#### Aim of the exercise:
The lines to find are those in the entries that hold the word "label"; copy every one of them.

#### Material for the task:
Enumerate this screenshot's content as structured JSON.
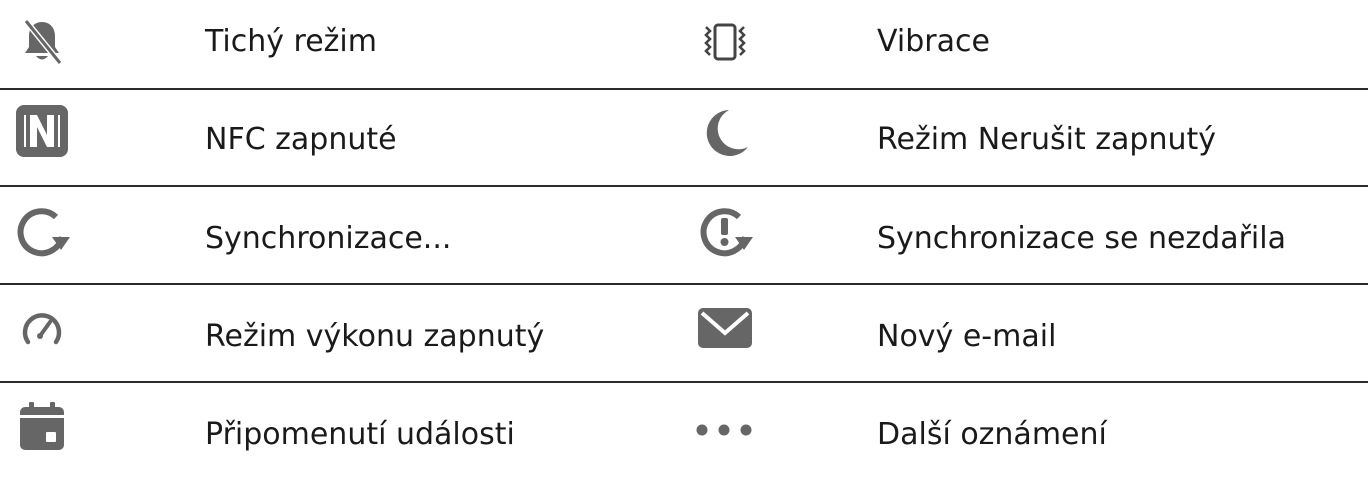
{
  "colors": {
    "icon": "#666666",
    "text": "#1a1a1a",
    "divider": "#2b2b2b"
  },
  "rows": [
    {
      "left": {
        "icon": "bell-off-icon",
        "label": "Tichý režim"
      },
      "right": {
        "icon": "vibration-icon",
        "label": "Vibrace"
      }
    },
    {
      "left": {
        "icon": "nfc-icon",
        "label": "NFC zapnuté"
      },
      "right": {
        "icon": "moon-icon",
        "label": "Režim Nerušit zapnutý"
      }
    },
    {
      "left": {
        "icon": "sync-icon",
        "label": "Synchronizace..."
      },
      "right": {
        "icon": "sync-failed-icon",
        "label": "Synchronizace se nezdařila"
      }
    },
    {
      "left": {
        "icon": "speedometer-icon",
        "label": "Režim výkonu zapnutý"
      },
      "right": {
        "icon": "mail-icon",
        "label": "Nový e-mail"
      }
    },
    {
      "left": {
        "icon": "calendar-icon",
        "label": "Připomenutí události"
      },
      "right": {
        "icon": "more-dots-icon",
        "label": "Další oznámení"
      }
    }
  ]
}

#### Exercise output:
        "label": "Tichý režim"
        "label": "Vibrace"
        "label": "NFC zapnuté"
        "label": "Režim Nerušit zapnutý"
        "label": "Synchronizace..."
        "label": "Synchronizace se nezdařila"
        "label": "Režim výkonu zapnutý"
        "label": "Nový e-mail"
        "label": "Připomenutí události"
        "label": "Další oznámení"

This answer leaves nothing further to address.